WHAT YOU SHOULD DO
Say how many lines of these entries include the word "date", and answer with the number alone.

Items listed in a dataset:
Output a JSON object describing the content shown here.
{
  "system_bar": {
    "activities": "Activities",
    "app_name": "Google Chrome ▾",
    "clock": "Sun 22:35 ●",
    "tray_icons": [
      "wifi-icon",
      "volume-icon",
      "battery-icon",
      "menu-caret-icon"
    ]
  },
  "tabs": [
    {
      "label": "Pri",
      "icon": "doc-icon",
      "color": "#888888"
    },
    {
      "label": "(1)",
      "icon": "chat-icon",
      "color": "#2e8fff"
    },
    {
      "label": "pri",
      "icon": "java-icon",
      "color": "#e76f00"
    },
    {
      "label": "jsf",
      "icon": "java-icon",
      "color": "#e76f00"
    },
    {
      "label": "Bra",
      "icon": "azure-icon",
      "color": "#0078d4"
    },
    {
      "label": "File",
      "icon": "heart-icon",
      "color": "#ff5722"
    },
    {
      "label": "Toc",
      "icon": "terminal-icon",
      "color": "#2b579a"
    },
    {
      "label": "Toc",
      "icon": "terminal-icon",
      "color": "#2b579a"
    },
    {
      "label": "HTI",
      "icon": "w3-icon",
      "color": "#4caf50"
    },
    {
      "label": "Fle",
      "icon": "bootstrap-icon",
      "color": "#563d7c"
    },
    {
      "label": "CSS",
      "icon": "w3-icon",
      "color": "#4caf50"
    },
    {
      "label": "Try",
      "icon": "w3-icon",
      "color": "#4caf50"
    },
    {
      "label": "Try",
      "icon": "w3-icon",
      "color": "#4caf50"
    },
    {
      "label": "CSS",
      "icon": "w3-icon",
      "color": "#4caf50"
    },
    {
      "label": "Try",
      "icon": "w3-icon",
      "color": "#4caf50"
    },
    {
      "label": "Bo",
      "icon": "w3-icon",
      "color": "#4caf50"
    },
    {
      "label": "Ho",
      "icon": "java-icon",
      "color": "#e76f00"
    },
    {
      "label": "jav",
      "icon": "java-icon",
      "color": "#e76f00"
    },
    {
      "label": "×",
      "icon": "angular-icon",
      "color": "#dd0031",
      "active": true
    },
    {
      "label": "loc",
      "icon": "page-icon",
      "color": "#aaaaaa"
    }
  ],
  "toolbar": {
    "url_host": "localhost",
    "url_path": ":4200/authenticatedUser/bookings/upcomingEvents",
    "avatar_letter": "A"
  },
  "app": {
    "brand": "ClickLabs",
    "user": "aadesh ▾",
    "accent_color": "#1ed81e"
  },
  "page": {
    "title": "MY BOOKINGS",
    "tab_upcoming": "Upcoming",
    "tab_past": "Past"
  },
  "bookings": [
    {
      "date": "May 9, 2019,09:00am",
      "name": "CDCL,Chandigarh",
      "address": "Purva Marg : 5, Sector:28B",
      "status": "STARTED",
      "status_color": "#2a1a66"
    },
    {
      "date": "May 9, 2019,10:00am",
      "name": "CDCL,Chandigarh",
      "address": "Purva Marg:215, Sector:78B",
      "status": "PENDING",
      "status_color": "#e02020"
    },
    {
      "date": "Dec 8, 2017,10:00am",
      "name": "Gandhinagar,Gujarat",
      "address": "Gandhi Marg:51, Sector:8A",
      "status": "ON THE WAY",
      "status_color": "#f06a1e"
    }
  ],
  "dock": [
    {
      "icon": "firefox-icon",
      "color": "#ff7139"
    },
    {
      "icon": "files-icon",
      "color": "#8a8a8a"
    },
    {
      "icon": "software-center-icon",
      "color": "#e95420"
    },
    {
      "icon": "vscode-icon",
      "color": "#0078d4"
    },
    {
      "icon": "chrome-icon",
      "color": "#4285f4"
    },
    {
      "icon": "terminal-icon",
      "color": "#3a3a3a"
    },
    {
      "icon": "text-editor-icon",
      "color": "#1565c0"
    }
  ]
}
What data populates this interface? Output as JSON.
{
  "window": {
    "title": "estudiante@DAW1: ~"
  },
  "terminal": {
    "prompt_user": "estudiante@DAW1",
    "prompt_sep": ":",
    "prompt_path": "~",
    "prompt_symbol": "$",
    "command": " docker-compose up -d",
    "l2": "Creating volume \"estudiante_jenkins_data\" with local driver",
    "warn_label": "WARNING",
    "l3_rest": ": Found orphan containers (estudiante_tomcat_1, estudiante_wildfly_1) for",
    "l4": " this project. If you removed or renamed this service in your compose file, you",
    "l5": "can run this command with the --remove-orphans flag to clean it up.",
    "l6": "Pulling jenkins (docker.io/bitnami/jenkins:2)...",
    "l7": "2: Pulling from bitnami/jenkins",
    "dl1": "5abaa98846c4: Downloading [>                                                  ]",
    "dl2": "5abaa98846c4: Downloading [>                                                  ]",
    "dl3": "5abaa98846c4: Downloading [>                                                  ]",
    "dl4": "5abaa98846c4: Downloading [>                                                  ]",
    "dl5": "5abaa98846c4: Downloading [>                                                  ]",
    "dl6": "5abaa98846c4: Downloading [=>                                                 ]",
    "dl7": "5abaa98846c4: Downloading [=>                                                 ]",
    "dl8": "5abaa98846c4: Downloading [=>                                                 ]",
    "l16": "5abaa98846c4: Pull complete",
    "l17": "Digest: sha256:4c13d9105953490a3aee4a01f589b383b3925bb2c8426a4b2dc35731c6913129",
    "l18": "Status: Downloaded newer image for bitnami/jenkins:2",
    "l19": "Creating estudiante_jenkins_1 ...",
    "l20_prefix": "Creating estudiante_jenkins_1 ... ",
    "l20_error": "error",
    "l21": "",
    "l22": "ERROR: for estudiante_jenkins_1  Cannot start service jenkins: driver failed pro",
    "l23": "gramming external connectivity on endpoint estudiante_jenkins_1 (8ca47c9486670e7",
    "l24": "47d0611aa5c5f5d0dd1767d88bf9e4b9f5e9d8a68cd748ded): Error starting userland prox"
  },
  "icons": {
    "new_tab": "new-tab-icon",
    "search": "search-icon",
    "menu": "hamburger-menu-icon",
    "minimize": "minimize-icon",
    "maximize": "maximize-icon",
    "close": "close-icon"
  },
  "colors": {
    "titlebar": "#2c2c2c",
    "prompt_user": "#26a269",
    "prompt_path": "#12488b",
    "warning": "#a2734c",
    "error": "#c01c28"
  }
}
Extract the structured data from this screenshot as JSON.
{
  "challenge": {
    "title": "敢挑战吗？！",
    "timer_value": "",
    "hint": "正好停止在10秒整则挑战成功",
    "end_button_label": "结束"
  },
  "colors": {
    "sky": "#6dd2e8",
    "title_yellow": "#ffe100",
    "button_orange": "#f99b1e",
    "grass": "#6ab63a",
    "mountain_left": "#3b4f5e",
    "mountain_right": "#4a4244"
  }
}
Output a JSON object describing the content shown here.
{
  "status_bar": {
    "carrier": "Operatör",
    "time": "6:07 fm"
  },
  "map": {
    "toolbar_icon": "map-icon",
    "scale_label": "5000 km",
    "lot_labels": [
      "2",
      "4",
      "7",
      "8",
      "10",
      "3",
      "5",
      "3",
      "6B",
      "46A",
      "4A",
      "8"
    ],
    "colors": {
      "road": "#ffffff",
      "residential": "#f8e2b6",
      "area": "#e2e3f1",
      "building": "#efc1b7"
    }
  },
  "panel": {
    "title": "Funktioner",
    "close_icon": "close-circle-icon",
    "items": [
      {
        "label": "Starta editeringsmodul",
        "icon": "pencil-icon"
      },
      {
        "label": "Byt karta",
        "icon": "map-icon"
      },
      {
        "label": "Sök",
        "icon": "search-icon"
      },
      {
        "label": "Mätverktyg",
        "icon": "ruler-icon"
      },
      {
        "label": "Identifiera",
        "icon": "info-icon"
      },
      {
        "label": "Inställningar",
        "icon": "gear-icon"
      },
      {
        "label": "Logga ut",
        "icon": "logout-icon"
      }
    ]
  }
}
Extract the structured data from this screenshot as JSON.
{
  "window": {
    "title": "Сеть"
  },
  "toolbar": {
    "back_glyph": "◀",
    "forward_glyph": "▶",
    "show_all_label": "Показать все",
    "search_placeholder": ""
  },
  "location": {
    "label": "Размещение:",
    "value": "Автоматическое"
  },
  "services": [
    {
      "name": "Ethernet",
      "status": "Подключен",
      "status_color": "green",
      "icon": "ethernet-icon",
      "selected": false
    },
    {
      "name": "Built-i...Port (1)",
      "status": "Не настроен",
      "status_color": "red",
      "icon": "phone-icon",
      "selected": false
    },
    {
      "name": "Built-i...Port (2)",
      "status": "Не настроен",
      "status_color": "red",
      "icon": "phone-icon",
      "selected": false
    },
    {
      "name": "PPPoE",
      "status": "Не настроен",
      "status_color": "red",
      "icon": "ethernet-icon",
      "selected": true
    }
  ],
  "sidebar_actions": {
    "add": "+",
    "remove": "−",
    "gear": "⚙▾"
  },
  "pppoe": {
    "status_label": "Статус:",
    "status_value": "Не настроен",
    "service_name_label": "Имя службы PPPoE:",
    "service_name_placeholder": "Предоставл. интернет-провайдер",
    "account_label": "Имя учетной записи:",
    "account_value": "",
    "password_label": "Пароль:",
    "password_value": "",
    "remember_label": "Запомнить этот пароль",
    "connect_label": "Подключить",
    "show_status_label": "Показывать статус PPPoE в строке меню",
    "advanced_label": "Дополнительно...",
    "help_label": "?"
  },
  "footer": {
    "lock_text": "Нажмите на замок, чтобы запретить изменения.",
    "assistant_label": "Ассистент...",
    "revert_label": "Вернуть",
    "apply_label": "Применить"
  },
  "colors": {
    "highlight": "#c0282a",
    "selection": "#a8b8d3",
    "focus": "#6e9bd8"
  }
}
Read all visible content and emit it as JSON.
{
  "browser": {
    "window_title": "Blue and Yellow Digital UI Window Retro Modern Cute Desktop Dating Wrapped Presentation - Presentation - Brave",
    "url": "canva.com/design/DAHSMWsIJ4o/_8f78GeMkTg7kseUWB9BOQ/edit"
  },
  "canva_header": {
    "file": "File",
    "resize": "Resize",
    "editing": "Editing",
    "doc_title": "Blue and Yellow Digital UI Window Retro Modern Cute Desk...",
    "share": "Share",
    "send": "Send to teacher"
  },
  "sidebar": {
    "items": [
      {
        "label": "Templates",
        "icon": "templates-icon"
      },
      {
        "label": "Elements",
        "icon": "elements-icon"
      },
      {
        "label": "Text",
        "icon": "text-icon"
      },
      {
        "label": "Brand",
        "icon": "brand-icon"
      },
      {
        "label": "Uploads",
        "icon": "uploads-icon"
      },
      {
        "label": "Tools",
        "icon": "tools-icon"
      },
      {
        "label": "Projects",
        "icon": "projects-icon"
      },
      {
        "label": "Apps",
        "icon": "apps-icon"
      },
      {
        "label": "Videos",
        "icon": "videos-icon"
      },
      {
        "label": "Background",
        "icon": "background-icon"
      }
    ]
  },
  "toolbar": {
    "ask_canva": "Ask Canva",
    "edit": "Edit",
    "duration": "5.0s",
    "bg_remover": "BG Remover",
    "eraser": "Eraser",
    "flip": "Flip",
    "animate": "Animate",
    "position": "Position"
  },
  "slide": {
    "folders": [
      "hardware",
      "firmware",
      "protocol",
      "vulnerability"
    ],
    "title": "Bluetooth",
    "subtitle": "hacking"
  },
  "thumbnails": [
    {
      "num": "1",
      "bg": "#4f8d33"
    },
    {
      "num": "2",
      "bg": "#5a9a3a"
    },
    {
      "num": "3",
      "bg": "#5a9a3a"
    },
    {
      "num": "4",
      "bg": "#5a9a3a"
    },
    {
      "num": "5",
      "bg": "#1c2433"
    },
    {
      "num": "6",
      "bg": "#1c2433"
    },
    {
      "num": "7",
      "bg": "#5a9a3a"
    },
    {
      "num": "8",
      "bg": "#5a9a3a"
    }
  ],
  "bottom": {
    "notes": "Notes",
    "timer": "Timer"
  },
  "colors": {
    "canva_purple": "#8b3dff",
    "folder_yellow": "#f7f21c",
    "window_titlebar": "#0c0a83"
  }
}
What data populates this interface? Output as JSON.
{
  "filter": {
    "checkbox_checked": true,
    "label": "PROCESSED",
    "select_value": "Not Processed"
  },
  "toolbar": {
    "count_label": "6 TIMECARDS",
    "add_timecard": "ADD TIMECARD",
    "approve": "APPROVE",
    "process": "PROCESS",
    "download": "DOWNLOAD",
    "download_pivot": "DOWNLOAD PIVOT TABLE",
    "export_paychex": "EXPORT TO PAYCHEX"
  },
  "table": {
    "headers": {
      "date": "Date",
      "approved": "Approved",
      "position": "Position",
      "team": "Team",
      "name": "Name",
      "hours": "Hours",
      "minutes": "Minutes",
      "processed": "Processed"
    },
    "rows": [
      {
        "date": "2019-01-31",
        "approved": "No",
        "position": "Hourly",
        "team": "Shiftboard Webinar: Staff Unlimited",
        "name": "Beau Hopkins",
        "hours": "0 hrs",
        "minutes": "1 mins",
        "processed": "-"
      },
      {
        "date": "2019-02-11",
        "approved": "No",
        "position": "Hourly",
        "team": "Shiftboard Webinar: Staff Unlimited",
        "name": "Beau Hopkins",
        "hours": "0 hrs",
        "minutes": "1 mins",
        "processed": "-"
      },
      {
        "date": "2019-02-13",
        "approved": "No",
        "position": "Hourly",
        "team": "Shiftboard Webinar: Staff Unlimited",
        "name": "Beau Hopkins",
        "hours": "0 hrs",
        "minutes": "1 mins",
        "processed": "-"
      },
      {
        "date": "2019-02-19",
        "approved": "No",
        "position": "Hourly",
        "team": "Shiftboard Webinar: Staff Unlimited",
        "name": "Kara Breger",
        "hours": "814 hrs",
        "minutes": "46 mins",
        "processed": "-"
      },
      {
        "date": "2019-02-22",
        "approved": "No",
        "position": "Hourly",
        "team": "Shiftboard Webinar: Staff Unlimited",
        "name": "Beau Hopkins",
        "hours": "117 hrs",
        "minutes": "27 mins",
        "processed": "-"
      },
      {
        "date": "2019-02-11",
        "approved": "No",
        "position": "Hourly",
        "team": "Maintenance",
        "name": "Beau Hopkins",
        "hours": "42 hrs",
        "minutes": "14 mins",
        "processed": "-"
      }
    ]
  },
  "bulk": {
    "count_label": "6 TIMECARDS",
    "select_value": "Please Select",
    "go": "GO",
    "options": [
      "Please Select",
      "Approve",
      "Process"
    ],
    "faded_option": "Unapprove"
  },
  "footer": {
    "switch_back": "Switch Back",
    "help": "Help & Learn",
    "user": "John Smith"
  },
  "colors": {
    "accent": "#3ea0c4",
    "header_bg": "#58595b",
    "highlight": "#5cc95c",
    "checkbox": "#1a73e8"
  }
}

RESPONSE BOX
10